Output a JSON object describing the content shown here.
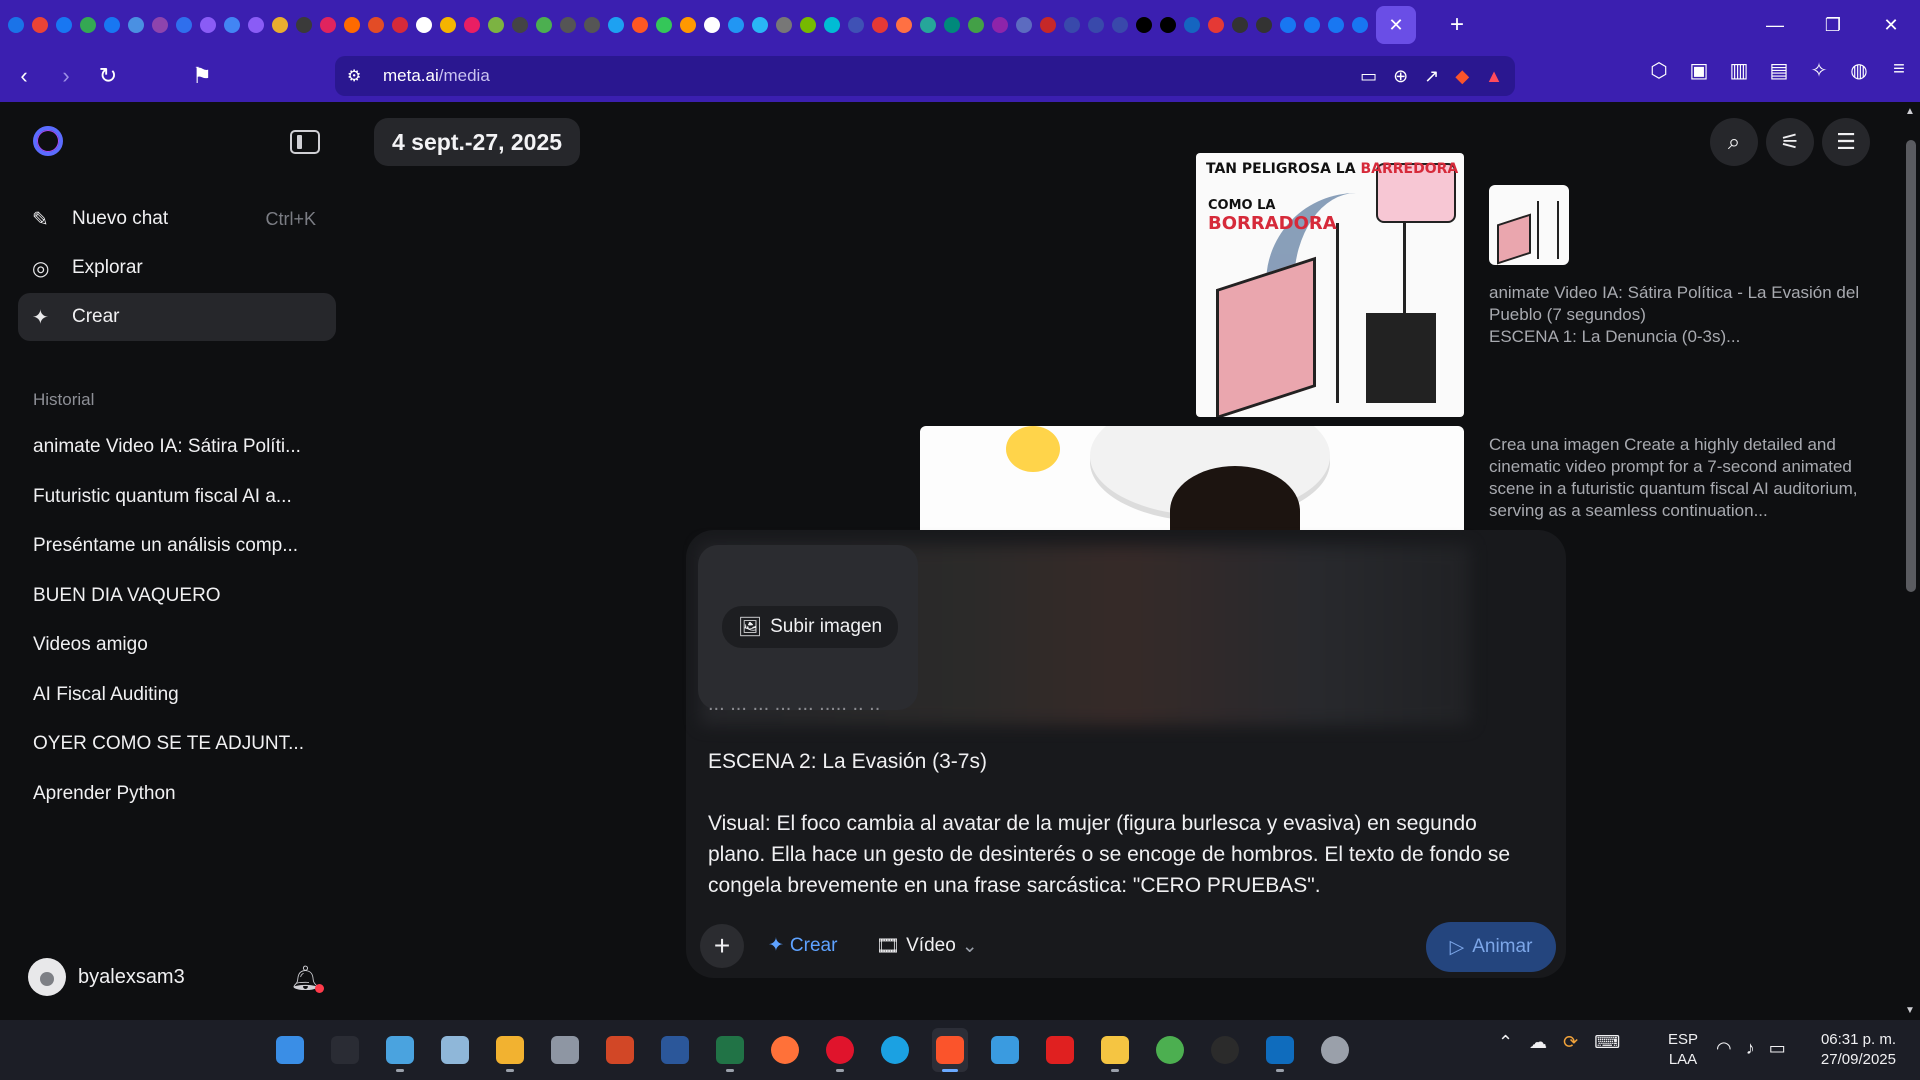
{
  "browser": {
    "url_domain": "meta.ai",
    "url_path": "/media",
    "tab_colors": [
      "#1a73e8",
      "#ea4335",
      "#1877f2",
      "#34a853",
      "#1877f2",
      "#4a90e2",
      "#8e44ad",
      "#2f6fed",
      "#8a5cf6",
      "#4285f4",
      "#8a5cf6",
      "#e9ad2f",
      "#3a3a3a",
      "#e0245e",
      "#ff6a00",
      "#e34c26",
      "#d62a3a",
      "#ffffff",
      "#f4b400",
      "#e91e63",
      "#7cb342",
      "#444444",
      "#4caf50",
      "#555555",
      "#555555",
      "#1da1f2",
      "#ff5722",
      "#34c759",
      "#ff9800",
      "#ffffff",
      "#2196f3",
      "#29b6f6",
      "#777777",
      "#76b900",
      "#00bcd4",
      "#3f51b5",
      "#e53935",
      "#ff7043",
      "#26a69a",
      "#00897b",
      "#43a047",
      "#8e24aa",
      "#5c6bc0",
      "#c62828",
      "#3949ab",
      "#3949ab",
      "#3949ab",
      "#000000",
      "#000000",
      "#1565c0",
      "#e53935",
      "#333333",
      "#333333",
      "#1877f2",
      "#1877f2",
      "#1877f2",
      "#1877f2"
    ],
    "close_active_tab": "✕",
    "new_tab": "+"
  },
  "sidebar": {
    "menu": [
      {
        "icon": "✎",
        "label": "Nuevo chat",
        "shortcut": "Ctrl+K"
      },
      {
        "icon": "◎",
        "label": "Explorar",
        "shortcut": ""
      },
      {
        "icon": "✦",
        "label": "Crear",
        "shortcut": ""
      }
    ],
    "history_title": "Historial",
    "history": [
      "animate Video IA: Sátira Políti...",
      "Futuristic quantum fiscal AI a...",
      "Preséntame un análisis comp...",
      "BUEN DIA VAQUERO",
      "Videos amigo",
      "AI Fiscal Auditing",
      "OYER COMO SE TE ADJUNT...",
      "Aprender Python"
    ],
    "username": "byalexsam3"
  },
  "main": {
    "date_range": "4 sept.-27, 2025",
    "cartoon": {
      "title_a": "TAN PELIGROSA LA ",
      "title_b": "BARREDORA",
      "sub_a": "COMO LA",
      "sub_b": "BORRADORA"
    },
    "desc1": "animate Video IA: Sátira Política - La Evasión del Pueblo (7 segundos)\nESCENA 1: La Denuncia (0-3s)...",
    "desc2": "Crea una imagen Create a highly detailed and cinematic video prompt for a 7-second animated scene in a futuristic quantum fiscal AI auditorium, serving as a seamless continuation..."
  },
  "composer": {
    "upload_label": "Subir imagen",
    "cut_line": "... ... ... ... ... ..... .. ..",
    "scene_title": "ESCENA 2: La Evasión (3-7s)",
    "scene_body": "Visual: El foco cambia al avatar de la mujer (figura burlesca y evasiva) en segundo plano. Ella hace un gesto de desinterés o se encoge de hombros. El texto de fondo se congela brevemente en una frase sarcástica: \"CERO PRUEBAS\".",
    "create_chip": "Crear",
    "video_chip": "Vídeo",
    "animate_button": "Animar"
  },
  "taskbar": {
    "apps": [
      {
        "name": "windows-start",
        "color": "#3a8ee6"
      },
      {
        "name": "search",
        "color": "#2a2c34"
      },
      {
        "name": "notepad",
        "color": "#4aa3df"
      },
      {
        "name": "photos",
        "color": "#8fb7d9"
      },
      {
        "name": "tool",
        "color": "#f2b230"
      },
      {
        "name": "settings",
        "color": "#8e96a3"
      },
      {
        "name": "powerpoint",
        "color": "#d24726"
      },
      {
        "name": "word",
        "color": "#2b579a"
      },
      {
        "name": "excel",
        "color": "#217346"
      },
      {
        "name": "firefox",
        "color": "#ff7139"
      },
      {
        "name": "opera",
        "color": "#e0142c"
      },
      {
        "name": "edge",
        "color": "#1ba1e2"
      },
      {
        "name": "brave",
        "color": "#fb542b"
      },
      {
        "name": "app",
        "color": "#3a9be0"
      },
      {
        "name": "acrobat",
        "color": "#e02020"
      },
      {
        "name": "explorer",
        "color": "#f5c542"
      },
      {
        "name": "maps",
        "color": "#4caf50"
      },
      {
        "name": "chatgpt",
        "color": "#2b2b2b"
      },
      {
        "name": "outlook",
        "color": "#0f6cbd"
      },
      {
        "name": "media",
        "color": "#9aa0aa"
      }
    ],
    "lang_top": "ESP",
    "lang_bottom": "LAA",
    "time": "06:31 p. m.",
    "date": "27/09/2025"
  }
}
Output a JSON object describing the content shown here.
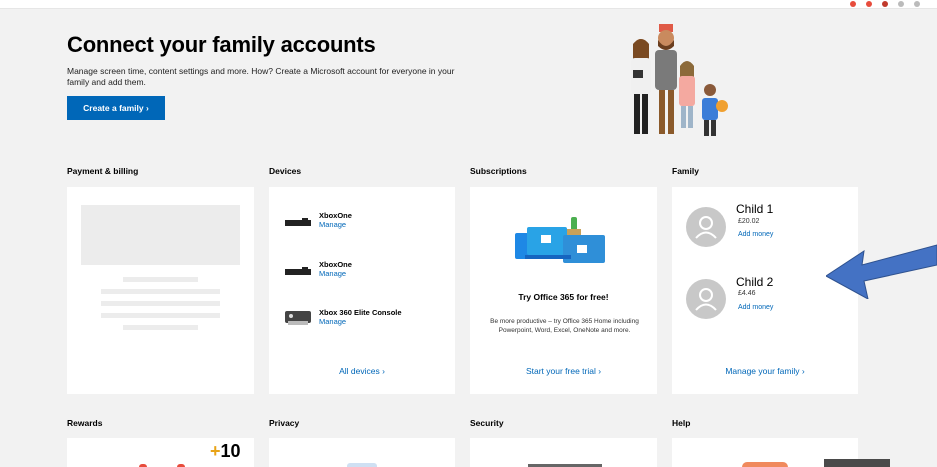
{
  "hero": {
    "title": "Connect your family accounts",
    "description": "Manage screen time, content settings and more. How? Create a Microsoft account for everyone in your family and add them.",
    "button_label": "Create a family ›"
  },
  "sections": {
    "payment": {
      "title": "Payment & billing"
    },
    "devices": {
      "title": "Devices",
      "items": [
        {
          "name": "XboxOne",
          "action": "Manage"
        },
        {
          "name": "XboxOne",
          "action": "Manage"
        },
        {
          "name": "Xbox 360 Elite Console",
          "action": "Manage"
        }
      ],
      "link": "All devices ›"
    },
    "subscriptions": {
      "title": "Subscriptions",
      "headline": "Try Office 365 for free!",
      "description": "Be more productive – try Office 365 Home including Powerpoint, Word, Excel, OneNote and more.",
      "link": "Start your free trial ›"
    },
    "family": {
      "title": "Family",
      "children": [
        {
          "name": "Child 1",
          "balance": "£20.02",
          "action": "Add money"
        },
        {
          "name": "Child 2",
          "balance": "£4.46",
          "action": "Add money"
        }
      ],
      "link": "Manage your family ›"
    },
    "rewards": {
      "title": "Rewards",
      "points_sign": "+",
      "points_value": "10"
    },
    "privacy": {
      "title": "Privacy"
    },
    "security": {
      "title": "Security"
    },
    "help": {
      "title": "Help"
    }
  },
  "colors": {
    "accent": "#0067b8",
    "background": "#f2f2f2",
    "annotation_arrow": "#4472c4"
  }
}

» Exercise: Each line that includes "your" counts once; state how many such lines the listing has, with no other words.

» Answer section: 4